Patent Citations
Cited PatentFiling datePublication dateApplicantTitle
US4040518 *Apr 22, 1976Aug 9, 1977Jesse Donald CarterStorage and carrying case for compact cassettes
US4105136 *Jan 28, 1977Aug 8, 1978Gould Inc.Snap-in molded cover assembly for access opening
US4231474 *Apr 2, 1979Nov 4, 1980Sony CorporationStorage case
Referenced by
Citing PatentFiling datePublication dateApplicantTitle
US4460087 *Sep 30, 1982Jul 17, 1984Westvaco CorporationCore plug
US4473165 *Oct 1, 1981Sep 25, 1984Theodor LentjesVacuum-moulded container for stacking
US4547417 *Oct 13, 1983Oct 15, 1985Westvaco CorporationMolded wood for reinforcing hollow paper cores
US4583774 *Sep 4, 1984Apr 22, 1986Motorola, Inc.Battery door latching mechanism
US4722462 *Sep 22, 1986Feb 2, 1988Owens-Illinois Closure Inc.Collapsible solid deodorant dispensing package
US4779756 *Apr 13, 1987Oct 25, 1988Agfa-Gevaert N.V.Injection-moulded microfilm container
US4971220 *Dec 11, 1989Nov 20, 1990Kimberly-Clark CorporationContainer with "stay open" lid
US5584408 *Mar 5, 1996Dec 17, 1996Inline Plastics CorporationLatching structure for food container
US6250507 *Oct 27, 1999Jun 26, 2001Phoenix Closures, Inc.Container cap with locking cover
US7169418May 24, 2002Jan 30, 2007The Procter And Gamble Companya packaging system useful for packing fresh roast and ground coffee; a convenient, lightweight container that provides increased strength per mass unit of plastic for the transport of freshly roast and ground coffee

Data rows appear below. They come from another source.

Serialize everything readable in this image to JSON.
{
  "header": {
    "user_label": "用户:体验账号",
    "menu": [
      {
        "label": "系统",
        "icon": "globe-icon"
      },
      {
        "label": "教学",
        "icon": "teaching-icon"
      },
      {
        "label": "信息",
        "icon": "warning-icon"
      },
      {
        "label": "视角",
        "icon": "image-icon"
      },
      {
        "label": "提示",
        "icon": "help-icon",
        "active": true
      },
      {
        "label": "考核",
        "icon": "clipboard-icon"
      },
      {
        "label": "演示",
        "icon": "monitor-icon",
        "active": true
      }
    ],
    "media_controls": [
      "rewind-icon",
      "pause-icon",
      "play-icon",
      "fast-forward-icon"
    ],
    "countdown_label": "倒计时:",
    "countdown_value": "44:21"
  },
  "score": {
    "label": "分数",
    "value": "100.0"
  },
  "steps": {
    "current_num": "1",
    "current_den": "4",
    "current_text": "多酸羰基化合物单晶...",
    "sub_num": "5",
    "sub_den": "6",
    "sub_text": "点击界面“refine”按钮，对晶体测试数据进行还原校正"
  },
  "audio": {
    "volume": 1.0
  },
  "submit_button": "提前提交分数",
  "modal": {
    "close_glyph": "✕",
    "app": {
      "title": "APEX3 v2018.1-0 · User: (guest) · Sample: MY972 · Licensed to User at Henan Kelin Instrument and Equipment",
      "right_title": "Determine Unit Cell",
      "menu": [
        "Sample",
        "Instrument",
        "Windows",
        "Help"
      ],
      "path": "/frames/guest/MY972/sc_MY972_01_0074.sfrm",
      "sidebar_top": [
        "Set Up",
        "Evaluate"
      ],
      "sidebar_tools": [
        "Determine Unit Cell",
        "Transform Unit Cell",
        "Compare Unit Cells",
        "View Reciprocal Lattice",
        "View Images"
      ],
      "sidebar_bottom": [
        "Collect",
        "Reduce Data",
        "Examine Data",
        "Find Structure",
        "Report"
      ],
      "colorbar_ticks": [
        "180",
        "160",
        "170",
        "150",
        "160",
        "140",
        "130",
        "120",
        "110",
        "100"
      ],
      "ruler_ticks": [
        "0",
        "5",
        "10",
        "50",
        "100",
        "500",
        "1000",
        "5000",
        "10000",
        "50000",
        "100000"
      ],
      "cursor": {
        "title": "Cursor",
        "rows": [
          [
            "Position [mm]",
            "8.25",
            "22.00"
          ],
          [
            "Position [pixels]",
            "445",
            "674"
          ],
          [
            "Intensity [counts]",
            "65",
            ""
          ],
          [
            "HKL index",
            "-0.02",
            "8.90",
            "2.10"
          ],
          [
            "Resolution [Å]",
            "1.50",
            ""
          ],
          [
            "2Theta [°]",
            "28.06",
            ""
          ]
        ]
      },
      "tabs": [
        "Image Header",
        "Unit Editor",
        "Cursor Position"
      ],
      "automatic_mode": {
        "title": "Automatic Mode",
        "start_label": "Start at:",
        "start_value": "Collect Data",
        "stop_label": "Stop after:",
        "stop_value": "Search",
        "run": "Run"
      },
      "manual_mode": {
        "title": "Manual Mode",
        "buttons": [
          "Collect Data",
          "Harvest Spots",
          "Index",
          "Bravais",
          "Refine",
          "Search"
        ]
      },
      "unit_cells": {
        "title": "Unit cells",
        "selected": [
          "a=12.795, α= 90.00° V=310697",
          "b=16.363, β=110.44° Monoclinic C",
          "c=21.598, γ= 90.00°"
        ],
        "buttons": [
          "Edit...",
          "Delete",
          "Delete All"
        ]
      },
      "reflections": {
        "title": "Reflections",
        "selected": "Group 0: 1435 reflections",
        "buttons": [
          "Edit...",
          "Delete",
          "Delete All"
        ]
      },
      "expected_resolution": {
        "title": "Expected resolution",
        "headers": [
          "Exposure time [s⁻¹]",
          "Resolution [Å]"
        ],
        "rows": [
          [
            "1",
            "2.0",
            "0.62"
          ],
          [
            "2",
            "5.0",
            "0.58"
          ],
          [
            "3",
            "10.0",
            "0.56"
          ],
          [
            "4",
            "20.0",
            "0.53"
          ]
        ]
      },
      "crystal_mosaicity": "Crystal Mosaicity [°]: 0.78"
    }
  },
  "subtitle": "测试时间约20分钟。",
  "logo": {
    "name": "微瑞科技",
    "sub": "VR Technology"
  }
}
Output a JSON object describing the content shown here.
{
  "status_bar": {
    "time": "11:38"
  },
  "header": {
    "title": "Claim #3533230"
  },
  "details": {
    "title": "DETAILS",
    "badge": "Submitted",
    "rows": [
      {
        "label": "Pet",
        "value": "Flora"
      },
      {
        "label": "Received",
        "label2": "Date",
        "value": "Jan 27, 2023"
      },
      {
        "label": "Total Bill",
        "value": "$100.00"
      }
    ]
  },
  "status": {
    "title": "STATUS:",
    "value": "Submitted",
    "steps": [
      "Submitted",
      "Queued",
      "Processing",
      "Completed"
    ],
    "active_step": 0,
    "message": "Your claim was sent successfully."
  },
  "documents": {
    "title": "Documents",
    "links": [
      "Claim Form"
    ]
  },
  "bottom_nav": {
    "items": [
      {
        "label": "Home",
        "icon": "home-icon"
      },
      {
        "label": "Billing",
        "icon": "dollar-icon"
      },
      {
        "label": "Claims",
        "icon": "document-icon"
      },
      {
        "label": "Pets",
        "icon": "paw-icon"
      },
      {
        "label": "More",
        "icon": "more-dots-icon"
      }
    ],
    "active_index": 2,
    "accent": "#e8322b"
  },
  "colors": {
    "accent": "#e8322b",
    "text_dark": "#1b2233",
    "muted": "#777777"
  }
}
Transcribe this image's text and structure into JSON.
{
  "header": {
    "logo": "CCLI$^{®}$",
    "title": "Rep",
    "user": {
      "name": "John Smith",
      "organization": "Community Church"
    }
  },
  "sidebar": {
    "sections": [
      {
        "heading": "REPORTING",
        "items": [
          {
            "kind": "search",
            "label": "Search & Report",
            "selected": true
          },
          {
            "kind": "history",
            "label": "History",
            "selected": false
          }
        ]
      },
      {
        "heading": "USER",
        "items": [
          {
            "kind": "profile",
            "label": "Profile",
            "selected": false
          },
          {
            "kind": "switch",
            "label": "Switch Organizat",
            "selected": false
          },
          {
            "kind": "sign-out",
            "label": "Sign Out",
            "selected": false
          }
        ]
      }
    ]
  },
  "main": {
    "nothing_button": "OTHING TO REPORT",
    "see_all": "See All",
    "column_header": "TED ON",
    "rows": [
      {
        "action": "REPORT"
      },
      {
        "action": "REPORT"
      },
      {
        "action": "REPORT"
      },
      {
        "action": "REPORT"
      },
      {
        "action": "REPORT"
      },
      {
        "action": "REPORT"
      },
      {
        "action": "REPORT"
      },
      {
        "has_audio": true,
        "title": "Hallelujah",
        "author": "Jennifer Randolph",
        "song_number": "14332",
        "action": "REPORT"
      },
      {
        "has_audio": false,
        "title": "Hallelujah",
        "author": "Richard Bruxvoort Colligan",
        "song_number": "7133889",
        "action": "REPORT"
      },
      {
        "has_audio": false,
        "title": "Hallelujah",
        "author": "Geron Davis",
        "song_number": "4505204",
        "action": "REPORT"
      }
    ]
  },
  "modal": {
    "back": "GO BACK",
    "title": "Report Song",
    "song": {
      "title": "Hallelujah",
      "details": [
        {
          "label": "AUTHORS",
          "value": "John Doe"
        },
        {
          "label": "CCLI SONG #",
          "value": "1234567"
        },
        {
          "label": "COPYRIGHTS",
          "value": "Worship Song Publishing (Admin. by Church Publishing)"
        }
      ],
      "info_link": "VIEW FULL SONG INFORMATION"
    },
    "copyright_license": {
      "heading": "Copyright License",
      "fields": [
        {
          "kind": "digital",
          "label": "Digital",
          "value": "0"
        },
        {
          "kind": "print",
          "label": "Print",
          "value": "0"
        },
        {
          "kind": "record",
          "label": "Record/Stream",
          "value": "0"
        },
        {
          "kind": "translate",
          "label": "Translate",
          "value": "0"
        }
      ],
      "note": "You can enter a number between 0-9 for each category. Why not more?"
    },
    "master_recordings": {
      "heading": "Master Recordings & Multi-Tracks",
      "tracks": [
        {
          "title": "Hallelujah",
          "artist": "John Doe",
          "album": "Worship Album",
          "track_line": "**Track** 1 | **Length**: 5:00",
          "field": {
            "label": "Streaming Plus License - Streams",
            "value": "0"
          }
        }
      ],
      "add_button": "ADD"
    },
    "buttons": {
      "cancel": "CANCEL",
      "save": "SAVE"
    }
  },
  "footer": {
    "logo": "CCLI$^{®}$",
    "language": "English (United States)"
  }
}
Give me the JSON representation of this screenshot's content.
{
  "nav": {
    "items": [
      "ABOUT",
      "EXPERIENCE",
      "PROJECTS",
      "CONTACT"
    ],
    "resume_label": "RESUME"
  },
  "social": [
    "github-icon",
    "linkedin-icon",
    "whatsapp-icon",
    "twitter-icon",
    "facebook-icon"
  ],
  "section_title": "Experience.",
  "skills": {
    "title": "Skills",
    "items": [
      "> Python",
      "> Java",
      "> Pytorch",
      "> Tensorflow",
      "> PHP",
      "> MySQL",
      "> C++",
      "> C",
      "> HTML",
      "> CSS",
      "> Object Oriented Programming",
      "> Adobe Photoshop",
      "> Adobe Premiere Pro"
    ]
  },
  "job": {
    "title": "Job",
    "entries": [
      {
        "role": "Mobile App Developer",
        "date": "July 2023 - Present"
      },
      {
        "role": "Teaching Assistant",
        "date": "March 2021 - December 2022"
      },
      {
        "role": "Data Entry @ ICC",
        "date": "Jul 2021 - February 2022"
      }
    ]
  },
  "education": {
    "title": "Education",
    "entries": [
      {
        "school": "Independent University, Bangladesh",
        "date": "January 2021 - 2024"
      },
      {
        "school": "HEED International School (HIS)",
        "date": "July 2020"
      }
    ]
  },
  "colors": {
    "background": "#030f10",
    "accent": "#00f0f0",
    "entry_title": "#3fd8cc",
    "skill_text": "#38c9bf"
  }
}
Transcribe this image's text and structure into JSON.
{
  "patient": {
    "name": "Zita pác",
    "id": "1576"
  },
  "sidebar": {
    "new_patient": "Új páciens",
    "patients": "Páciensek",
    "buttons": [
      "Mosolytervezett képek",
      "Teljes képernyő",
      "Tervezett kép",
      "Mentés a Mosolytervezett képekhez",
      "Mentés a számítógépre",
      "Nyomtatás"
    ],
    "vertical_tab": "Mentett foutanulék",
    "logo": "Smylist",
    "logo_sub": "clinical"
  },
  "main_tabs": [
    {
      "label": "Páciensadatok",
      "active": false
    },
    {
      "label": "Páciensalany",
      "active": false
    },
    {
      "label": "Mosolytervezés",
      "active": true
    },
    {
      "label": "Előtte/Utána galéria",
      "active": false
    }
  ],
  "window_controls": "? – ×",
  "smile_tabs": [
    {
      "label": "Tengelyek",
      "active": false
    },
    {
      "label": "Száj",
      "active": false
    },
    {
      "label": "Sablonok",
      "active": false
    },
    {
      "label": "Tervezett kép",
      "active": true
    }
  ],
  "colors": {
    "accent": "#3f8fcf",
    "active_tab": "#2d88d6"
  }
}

US8205273 *Aug 19, 2009Jun 26, 2012Honda Motor Co., Ltd.Chest protector
US8479942Aug 4, 2010Jul 9, 2013Sonoco Development, Inc.Removable lid for a container
US20120031921 *Jul 26, 2011Feb 9, 2012Sambrailo Packaging, Inc.Damage resistant container and locking feature
EP0242905A1 *Apr 2, 1987Oct 28, 1987AGFA-GEVAERT naamloze vennootschapInjection-moulded microfilm container
Classifications
U.S. Classification220/835, 220/839
International ClassificationB65D43/16
Cooperative ClassificationB65D2251/1025, B65D43/162
European ClassificationB65D43/16B
Legal Events
DateCodeEventDescription
Jul 14, 1987ASAssignment
Owner name: OWENS-ILLINOIS CLOSURE INC., ONE SEAGATE, TOLEDO,
Free format text: ASSIGNMENT OF ASSIGNORS INTEREST.;ASSIGNOR:OWENS-ILLINOIS, INC.;REEL/FRAME:004747/0271
Effective date: 19870323
Free format text: ASSIGNMENT OF ASSIGNORS INTEREST;ASSIGNOR:OWENS-ILLINOIS, INC.;REEL/FRAME:004747/0271
Owner name: OWENS-ILLINOIS CLOSURE INC., OHIO
Aug 31, 1981ASAssignment
Owner name: OWENS-ILLINOIS, INC. A CORP.OF OH.
Free format text: ASSIGNMENT OF ASSIGNORS INTEREST.;ASSIGNOR:SWARTZBAUGH, PETER T.;REEL/FRAME:003902/0818
Effective date: 19800626
Owner name: OWENS-ILLINOIS, INC.
Free format text: ASSIGNMENT OF ASSIGNORS INTEREST;ASSIGNOR:SWARTZBAUGH, PETER T.;REEL/FRAME:003902/0818